In these kinds of scenarios, electricity will not be considered in the contribution margin formula as it represents a fixed cost. However, if the electricity cost increases in proportion to consumption, it will be considered a variable cost. Fixed costs stay the same regardless of the number of units sold, while variable costs change per unit sold. The CM ratio is a useful tool for managers when making decisions such as setting sales prices, selecting product lines, and managing costs.

These users are more interested in the total profitability of a company considering all of the costs required to manufacture a good. Most often, a company will analyze gross margin on a company-wide basis. This is how gross margin is communicated on a company’s set of financial reports, and gross margin may be more difficult to analyze on a per-unit basis. However, when CM is expressed as a ratio or as a percentage of sales, it provides a sound alternative to the profit ratio.

Example: contribution margin and break-even point

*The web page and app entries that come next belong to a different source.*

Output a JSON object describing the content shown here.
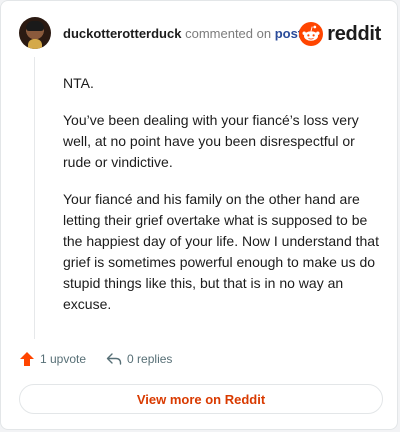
{
  "comment": {
    "author": "duckotterotterduck",
    "action_text": "commented on",
    "post_link": "post",
    "paragraphs": [
      "NTA.",
      "You’ve been dealing with your fiancé’s loss very well, at no point have you been disrespectful or rude or vindictive.",
      "Your fiancé and his family on the other hand are letting their grief overtake what is supposed to be the happiest day of your life. Now I understand that grief is sometimes powerful enough to make us do stupid things like this, but that is in no way an excuse."
    ],
    "upvotes_label": "1 upvote",
    "replies_label": "0 replies"
  },
  "brand": {
    "name": "reddit",
    "accent_color": "#ff4500"
  },
  "footer": {
    "view_more_label": "View more on Reddit"
  },
  "icons": {
    "avatar": "user-avatar",
    "logo": "reddit-logo-icon",
    "upvote": "upvote-arrow-icon",
    "reply": "reply-arrow-icon"
  }
}
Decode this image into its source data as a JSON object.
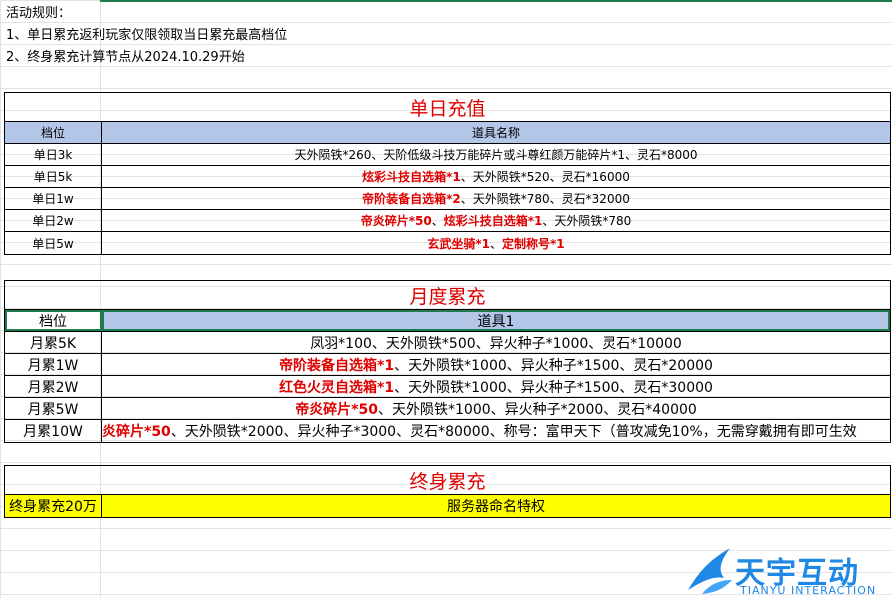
{
  "notes": {
    "line1": "活动规则：",
    "line2": "1、单日累充返利玩家仅限领取当日累充最高档位",
    "line3": "2、终身累充计算节点从2024.10.29开始"
  },
  "daily": {
    "title": "单日充值",
    "header": {
      "tier": "档位",
      "items": "道具名称"
    },
    "rows": [
      {
        "tier": "单日3k",
        "segs": [
          {
            "t": "天外陨铁*260、天阶低级斗技万能碎片或斗尊红颜万能碎片*1、灵石*8000",
            "red": false
          }
        ]
      },
      {
        "tier": "单日5k",
        "segs": [
          {
            "t": "炫彩斗技自选箱*1",
            "red": true
          },
          {
            "t": "、天外陨铁*520、灵石*16000",
            "red": false
          }
        ]
      },
      {
        "tier": "单日1w",
        "segs": [
          {
            "t": "帝阶装备自选箱*2",
            "red": true
          },
          {
            "t": "、天外陨铁*780、灵石*32000",
            "red": false
          }
        ]
      },
      {
        "tier": "单日2w",
        "segs": [
          {
            "t": "帝炎碎片*50",
            "red": true
          },
          {
            "t": "、",
            "red": false
          },
          {
            "t": "炫彩斗技自选箱*1",
            "red": true
          },
          {
            "t": "、天外陨铁*780",
            "red": false
          }
        ]
      },
      {
        "tier": "单日5w",
        "segs": [
          {
            "t": "玄武坐骑*1",
            "red": true
          },
          {
            "t": "、",
            "red": false
          },
          {
            "t": "定制称号*1",
            "red": true
          }
        ]
      }
    ]
  },
  "monthly": {
    "title": "月度累充",
    "header": {
      "tier": "档位",
      "items": "道具1"
    },
    "rows": [
      {
        "tier": "月累5K",
        "segs": [
          {
            "t": "凤羽*100、天外陨铁*500、异火种子*1000、灵石*10000",
            "red": false
          }
        ]
      },
      {
        "tier": "月累1W",
        "segs": [
          {
            "t": "帝阶装备自选箱*1",
            "red": true
          },
          {
            "t": "、天外陨铁*1000、异火种子*1500、灵石*20000",
            "red": false
          }
        ]
      },
      {
        "tier": "月累2W",
        "segs": [
          {
            "t": "红色火灵自选箱*1",
            "red": true
          },
          {
            "t": "、天外陨铁*1000、异火种子*1500、灵石*30000",
            "red": false
          }
        ]
      },
      {
        "tier": "月累5W",
        "segs": [
          {
            "t": "帝炎碎片*50",
            "red": true
          },
          {
            "t": "、天外陨铁*1000、异火种子*2000、灵石*40000",
            "red": false
          }
        ]
      },
      {
        "tier": "月累10W",
        "segs": [
          {
            "t": "炎碎片*50",
            "red": true
          },
          {
            "t": "、天外陨铁*2000、异火种子*3000、灵石*80000、称号：富甲天下（普攻减免10%，无需穿戴拥有即可生效",
            "red": false
          }
        ]
      }
    ]
  },
  "lifetime": {
    "title": "终身累充",
    "rows": [
      {
        "tier": "终身累充20万",
        "item": "服务器命名特权"
      }
    ]
  },
  "logo": {
    "name": "天宇互动",
    "sub": "TIANYU INTERACTION",
    "color": "#1e88e5"
  },
  "colors": {
    "header_bg": "#b4c6e7",
    "highlight": "#e00000",
    "lifetime_bg": "#ffff00",
    "selection": "#1f7a4d"
  }
}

As a business owner, you need to understand certain fundamental financial ratios to manage your business efficiently. These core financial ratios include accounts receivable turnover ratio, debts to assets ratio, gross margin ratio, etc. With the calculation of the contribution margin, estimates can be made as to how high the success is through the sale of a product and what profits can be achieved through this.